What needs to be done: Without the pictures, copy all of the data exactly.
Content starts
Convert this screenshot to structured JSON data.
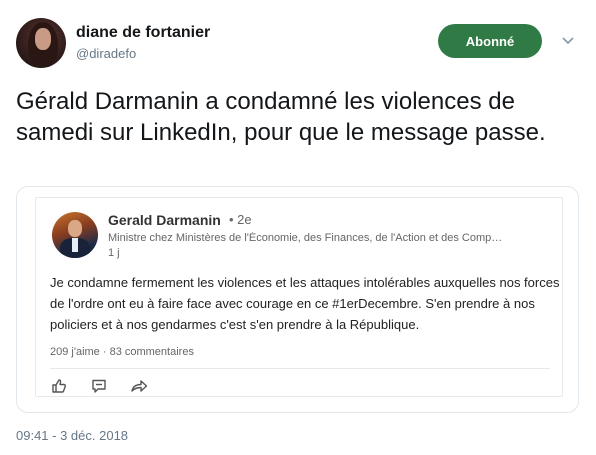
{
  "author": {
    "name": "diane de fortanier",
    "handle": "@diradefo",
    "follow_label": "Abonné"
  },
  "tweet": {
    "text": "Gérald Darmanin a condamné les violences de samedi sur LinkedIn, pour que le message passe.",
    "timestamp": "09:41 - 3 déc. 2018"
  },
  "linkedin_post": {
    "name": "Gerald Darmanin",
    "degree": "• 2e",
    "headline": "Ministre chez Ministères de l'Économie, des Finances, de l'Action et des Comp…",
    "time": "1 j",
    "body": "Je condamne fermement les violences et les attaques intolérables auxquelles nos forces de l'ordre ont eu à faire face avec courage en ce #1erDecembre. S'en prendre à nos policiers et à nos gendarmes c'est s'en prendre à la République.",
    "stats": "209 j'aime · 83 commentaires",
    "actions": [
      "like-icon",
      "comment-icon",
      "share-icon"
    ]
  },
  "colors": {
    "follow_button": "#2f7a45",
    "muted_text": "#657786"
  }
}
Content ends
Solved exercise:
Convert this screenshot to structured JSON data.
{
  "author": {
    "name": "diane de fortanier",
    "handle": "@diradefo",
    "follow_label": "Abonné"
  },
  "tweet": {
    "text": "Gérald Darmanin a condamné les violences de samedi sur LinkedIn, pour que le message passe.",
    "timestamp": "09:41 - 3 déc. 2018"
  },
  "linkedin_post": {
    "name": "Gerald Darmanin",
    "degree": "• 2e",
    "headline": "Ministre chez Ministères de l'Économie, des Finances, de l'Action et des Comp…",
    "time": "1 j",
    "body": "Je condamne fermement les violences et les attaques intolérables auxquelles nos forces de l'ordre ont eu à faire face avec courage en ce #1erDecembre. S'en prendre à nos policiers et à nos gendarmes c'est s'en prendre à la République.",
    "stats": "209 j'aime · 83 commentaires",
    "actions": [
      "like-icon",
      "comment-icon",
      "share-icon"
    ]
  },
  "colors": {
    "follow_button": "#2f7a45",
    "muted_text": "#657786"
  }
}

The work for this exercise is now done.